[Dataset rows describing interfaces]
__________
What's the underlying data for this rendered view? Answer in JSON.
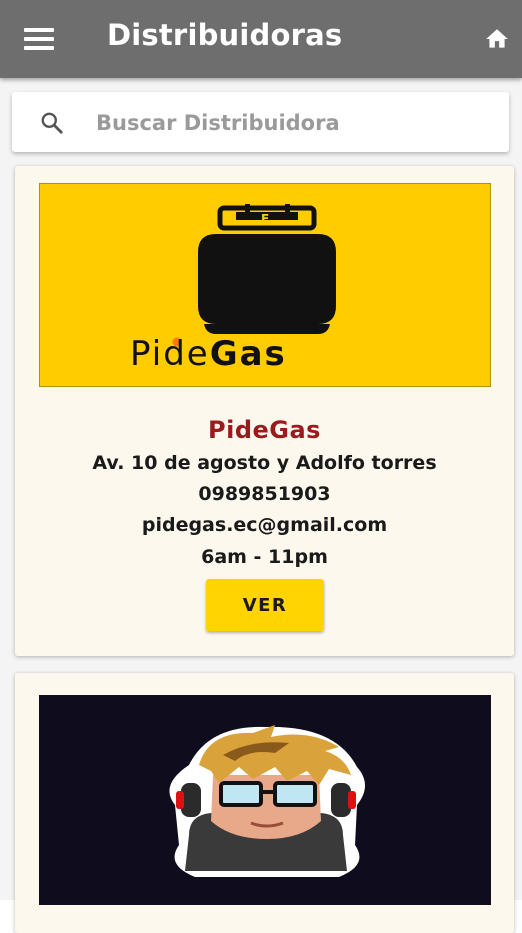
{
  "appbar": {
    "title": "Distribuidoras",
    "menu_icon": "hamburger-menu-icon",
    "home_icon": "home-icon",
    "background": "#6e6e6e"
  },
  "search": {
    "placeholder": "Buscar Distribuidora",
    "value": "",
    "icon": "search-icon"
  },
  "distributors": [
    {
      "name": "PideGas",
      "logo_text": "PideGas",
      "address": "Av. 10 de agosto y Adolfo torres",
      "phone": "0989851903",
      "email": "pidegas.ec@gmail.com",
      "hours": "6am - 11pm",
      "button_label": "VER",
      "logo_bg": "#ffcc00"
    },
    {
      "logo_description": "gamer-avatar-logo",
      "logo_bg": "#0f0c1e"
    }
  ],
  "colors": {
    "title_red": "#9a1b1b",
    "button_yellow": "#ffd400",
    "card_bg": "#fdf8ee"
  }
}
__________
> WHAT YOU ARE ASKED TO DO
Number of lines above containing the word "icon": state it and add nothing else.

> TASK RESPONSE
3